After hearing about the violations – which included padlocked emergency exits on school buses while they were transporting children, according to city officials -- Palmer said the lack of oversight is becoming a real danger.

“They're not only endangering the lives of the children and the passengers, but also other vehicles, other drivers,” she said.

Even school bus company owners like Mark Hammond of Hammond’s Transportation admit they need more oversight.

“We want to play a part in this community, we want to do better, we want to help our city out,” Hammond said.

Hammond’s Transportation serves 18 charter schools, more than any other provider, and he pushed back against City Hall’s original proposal to charge each bus a $450-per-year fee for a CPNC for-hire vehicle license.

Hammond initially spoke against the proposed ordinance and claimed the unmarked, unlicensed and padlocked buses identified in the city sweep must have been party buses.

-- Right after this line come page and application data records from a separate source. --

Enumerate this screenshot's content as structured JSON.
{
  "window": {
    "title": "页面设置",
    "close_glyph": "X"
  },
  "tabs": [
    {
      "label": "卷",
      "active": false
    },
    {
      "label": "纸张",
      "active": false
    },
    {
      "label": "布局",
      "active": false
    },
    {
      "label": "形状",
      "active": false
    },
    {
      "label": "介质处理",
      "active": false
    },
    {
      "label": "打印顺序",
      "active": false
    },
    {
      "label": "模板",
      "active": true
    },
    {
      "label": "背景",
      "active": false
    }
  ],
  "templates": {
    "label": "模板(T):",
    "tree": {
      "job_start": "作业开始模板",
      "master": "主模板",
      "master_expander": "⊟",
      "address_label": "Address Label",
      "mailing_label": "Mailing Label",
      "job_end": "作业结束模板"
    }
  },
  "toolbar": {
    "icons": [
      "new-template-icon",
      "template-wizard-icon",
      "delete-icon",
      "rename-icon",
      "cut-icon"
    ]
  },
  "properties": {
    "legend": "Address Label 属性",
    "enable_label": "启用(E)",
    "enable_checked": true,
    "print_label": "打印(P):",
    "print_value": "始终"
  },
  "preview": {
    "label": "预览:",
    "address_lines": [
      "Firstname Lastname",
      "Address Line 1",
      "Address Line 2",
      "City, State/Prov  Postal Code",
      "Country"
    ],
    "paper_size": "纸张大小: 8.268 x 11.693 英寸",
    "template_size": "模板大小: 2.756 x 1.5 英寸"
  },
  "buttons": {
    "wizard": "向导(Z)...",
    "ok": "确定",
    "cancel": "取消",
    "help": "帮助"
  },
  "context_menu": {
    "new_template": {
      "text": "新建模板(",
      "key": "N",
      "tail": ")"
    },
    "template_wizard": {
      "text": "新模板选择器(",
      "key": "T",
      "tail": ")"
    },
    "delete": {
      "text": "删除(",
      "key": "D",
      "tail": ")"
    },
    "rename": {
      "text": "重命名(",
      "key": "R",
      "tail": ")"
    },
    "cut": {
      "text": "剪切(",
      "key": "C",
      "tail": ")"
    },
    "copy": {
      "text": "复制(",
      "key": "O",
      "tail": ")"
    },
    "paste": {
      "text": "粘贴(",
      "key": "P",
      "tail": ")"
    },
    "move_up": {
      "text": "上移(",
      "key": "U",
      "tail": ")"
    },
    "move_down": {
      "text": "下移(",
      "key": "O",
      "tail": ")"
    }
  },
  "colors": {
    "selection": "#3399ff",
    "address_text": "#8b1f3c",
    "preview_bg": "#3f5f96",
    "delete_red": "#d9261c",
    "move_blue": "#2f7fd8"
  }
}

But he backed off that assertion when questioned about it by WWL-TV. The station also obtained an email Hammond sent to the Orleans Parish School Board in August expressing concern about a proliferation of unlicensed and uninsured school buses, and he acknowledged he’s been bothered by fly-by-night bus companies that don’t follow the rules.

He said that’s why he has rallied support among his fellow bus company owners for the ordinance. At the City Council’s Transportation Committee meeting Wednesday, he and other bus company owners succeeded in getting that reduced the CPNC fee reduced to $150 per bus per year and convinced Mayor LaToya Cantrell’s administration to lower the required insurance coverage limits from $5 million per incident to $1 million.

With those changes, not a single school bus operator spoke against the ordinance, which unanimously passed the committee and will go before the full council next week. Hammond said they all recognize the fly-by-night operators and code violations need to be weeded out.

“It'll just be a matter of time before things just going to crumble because there's no one holding these people up -- or even myself (and) my company up -- to a standard of where things need to be,” Hammond said.

WWL-TV reporter David Hammer can be reached at dhammer@wwltv.com; Follow him on Twitter @davidhammerWWL